The introduction of lasers, electro-surgical tools and other exothermic surgical instruments has significantly increased the incidence and risk associated with operating theater fires. ECRI notes that the key to preventing fires involving surgical patients is controlling the OR’s various heat sources and preventing them from contacting fuels. Beyond that, however is the potential to reduce the chances materials will combust. Currently, the medical community is completely reliant on alcohol-based antiseptic products and surgical textiles that trap oxygen within their fibers. With the current surgical antiseptic industry alone worth over $500 million dollars, a company that can develop a fire-resistant alternative that offers the same antimicrobial protection found in traditional alcoholic based antiseptics could dominate this market and become an industry leader and innovator.

Just a Few Patents Recently Filed

However, few companies appear to be innovating in this area. Patenting activity, for example, suggests that medical device and pharmaceutical companies have not realized the opportunity that exists in technologies that could launch them as the new industry leaders. In fact, the few recent patents addressing preventative technology innovations are exclusively assigned to individual inventors.

One such patent, for example, describes a fire-resistant phosphate composition with antibacterial, antiviral and fungicidal properties that claims to be ecologically pure, non-toxic, non-carcinogenic and non-allergic. Another patent describes a surgical drape designed to prevent the buildup of trapped oxygen and thereby decrease the risk of fire. Yet another describes an oxygen sensor system that would sound an alarm if oxygen levels are unsafe.

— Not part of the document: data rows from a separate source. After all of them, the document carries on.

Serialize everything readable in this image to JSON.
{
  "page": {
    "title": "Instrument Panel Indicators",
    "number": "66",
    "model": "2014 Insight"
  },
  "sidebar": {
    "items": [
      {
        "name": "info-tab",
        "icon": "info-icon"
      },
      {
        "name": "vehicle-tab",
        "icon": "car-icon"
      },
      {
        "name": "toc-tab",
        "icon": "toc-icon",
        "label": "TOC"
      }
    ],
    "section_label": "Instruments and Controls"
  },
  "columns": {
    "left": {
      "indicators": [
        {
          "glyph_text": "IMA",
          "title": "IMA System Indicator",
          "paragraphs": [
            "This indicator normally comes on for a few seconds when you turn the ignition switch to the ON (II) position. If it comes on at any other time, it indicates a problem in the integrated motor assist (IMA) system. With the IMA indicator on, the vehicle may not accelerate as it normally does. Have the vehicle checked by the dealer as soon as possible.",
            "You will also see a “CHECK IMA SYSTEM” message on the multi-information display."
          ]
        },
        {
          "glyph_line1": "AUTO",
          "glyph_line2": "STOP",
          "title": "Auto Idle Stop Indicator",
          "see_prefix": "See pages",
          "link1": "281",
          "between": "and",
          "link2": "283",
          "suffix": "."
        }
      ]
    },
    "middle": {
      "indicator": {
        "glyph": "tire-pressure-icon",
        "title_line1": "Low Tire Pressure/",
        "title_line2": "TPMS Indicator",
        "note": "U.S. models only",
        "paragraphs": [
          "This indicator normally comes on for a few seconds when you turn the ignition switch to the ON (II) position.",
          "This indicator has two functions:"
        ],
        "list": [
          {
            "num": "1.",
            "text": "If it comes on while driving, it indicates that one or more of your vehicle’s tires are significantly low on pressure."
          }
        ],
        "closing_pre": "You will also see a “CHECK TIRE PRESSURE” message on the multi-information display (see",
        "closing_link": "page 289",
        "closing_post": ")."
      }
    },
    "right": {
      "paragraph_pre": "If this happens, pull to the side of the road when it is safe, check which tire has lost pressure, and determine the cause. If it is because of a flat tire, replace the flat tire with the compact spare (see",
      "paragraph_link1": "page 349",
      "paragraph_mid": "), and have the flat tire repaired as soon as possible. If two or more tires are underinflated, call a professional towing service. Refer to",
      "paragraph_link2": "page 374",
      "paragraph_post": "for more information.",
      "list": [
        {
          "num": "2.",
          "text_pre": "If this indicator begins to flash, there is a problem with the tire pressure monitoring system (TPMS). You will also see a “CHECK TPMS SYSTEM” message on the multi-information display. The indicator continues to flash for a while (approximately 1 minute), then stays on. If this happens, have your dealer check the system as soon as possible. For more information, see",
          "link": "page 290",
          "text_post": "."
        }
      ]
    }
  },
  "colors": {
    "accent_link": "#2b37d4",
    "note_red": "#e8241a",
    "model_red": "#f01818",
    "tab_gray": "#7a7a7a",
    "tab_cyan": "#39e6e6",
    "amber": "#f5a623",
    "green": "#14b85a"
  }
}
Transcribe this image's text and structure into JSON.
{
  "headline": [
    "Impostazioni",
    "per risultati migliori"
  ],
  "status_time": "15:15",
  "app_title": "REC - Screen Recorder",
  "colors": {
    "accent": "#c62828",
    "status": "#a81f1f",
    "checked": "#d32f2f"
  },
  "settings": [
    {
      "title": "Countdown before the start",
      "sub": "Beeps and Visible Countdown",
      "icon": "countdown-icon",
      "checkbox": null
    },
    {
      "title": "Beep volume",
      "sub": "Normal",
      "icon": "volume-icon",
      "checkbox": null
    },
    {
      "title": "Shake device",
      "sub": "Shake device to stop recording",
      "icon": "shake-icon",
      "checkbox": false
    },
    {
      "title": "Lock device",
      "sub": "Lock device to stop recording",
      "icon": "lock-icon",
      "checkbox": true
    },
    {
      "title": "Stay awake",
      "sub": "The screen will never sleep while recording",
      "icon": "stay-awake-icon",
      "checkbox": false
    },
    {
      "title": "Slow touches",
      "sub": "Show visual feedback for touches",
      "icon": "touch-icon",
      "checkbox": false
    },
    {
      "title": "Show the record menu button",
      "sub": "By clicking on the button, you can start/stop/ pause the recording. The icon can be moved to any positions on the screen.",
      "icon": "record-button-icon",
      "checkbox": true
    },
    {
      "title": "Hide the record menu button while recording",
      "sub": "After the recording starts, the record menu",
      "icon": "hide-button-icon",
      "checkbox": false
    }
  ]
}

The fact that these fires were significantly under-reported but are now gaining extensive media scrutiny increases the need for innovative companies to address minimizing these risks through their product development strategies. The lack of innovative patents indicates there is a potential to tap into a severely deficient market opportunity. Are you up for the challenge?